Solving the offshore vessels gap
How do you install an offshore wind installation, almost the size of the Eiffel Tower in the sea? The answer is to hire a ship with a deck space the size of a football field and a crane that can lift the weight of 1,100 Teslas. Page 26.
WIND POWER DECOMMISSIONING
As with every energy related project, at the end of its operating lifespan it has to be decommissioned. Many of Europe’s oldest wind turbine fleet are more than 30 year’s old, at the end of their planned operating lifespan. Page 29.
Looking at India’s Power Grid
The state-owned Power Grid Corporation of India is the largest Electric Power Transmission Utility serving mainland India. It operates about 90 percent of the country’s mainland interstate and interregional power networks. Page 32.
Aramco awards $18 billion in deals for work at oil fields
Saudi Aramco, the world’s largest crude exporter, awarded $18 billion in contracts to boost output capacity at two offshore oil fields even as the kingdom and its OPEC partners restrict production.

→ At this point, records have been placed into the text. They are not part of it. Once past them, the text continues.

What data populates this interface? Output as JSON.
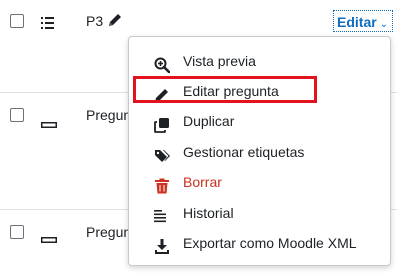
{
  "rows": [
    {
      "name": "P3",
      "icon": "multichoice-icon"
    },
    {
      "name": "Pregun",
      "icon": "shortanswer-icon"
    },
    {
      "name": "Pregun",
      "icon": "shortanswer-icon"
    }
  ],
  "edit_button": {
    "label": "Editar",
    "chevron": "⌄"
  },
  "menu": {
    "items": [
      {
        "label": "Vista previa",
        "icon": "zoom-in-icon"
      },
      {
        "label": "Editar pregunta",
        "icon": "pencil-icon"
      },
      {
        "label": "Duplicar",
        "icon": "copy-icon"
      },
      {
        "label": "Gestionar etiquetas",
        "icon": "tag-icon"
      },
      {
        "label": "Borrar",
        "icon": "trash-icon"
      },
      {
        "label": "Historial",
        "icon": "history-icon"
      },
      {
        "label": "Exportar como Moodle XML",
        "icon": "download-icon"
      }
    ]
  },
  "colors": {
    "accent": "#0f6cbf",
    "danger": "#ca3120",
    "highlight": "#e0131f"
  }
}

Saudi Arabia’s state oil company will add a combined 550,000 barrels a day of crude-production capacity at its Marjan and Berri fields, it said Tuesday in a statement. It will raise capacity for natural gas output at the deposits by 2.5 billion standard cubic feet a day. Aramco awarded 34 contracts, with half of them going to Saudi firms, according to the statement.
The shale boom in the Permian is slowing

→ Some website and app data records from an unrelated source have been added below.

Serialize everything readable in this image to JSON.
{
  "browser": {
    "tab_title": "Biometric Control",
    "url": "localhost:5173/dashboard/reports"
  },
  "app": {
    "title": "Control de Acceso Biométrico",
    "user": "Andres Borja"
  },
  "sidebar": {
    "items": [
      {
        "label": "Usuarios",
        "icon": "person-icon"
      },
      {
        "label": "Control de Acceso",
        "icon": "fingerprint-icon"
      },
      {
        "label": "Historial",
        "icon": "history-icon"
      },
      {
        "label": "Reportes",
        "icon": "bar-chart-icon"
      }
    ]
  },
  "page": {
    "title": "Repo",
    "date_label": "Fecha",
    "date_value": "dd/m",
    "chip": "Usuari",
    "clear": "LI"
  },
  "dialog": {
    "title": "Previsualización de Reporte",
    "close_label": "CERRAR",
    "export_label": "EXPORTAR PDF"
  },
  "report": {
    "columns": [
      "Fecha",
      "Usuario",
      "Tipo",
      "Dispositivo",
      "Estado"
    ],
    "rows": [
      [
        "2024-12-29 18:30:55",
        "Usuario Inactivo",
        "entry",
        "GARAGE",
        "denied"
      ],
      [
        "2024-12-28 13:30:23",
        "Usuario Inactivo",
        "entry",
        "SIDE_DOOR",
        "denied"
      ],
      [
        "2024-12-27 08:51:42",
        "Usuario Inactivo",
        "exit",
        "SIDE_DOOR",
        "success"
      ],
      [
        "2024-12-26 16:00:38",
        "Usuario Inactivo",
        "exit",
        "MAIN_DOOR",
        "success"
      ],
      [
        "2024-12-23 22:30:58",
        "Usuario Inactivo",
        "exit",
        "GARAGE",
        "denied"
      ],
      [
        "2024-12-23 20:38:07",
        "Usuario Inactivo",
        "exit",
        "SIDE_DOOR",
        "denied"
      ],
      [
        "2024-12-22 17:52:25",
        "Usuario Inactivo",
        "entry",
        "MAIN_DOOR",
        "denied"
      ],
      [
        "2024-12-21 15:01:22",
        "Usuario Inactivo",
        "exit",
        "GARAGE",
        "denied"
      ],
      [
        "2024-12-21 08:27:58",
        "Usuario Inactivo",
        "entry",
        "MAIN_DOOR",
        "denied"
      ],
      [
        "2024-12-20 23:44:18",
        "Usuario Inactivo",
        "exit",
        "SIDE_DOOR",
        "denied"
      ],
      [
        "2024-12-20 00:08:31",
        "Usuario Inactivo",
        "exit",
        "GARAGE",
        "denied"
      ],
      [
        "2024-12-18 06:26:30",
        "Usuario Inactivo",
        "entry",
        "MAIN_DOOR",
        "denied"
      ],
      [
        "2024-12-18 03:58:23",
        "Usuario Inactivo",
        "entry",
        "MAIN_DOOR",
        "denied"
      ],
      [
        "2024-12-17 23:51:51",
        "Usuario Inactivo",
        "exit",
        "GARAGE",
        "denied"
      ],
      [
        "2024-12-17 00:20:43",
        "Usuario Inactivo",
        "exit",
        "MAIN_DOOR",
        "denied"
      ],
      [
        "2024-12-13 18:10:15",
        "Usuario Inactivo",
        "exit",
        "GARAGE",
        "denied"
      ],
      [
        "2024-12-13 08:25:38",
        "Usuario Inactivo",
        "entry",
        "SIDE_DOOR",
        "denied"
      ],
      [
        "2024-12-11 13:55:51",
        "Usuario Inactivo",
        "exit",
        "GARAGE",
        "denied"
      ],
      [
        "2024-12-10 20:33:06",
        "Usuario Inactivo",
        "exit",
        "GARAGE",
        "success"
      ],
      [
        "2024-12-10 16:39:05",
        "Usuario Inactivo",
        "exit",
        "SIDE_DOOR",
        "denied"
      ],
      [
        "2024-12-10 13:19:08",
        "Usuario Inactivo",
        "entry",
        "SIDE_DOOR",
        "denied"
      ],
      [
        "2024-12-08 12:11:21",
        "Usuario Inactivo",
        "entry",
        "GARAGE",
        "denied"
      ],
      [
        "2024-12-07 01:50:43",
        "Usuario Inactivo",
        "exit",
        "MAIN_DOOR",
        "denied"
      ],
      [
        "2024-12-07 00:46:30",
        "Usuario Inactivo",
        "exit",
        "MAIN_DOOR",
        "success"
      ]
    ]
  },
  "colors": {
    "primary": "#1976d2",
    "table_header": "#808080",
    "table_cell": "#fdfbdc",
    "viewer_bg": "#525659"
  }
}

The promise of the Permian is shrinking. Producers in various North American oil-rich shale basins are dialling back growth plans in the face of a growing number of complex problems that’s killing returns, and keeping sceptical investors away. The constraints are many: pipeline limits, reduced flow from wells drilled too close together, low natural gas prices and high land costs. But the most consequential is that shale-well production falls off at such a high rate — as much as 70% in the first year — that you need to keep spending cash on new wells just to maintain output.
The Organization of Petroleum Exporting Countries, which pumps 40% of the world’s oil, estimated that it’s producing about 560,000 barrels a day more than will be needed next year as the ongoing surge in U.S. shale threatens to deliver another surplus. Supplies from the cartel’s rivals will grow by more than twice as much as global oil demand, it forecast.
Saudi Arabia and its partners agreed in Vienna last week to continue the production cutbacks they’ve made into the first quarter of 2020, to balance markets against a faltering global economy and record American output. Crude prices, trading near $67 a barrel in London, remain below the levels most OPEC nations need to cover government spending.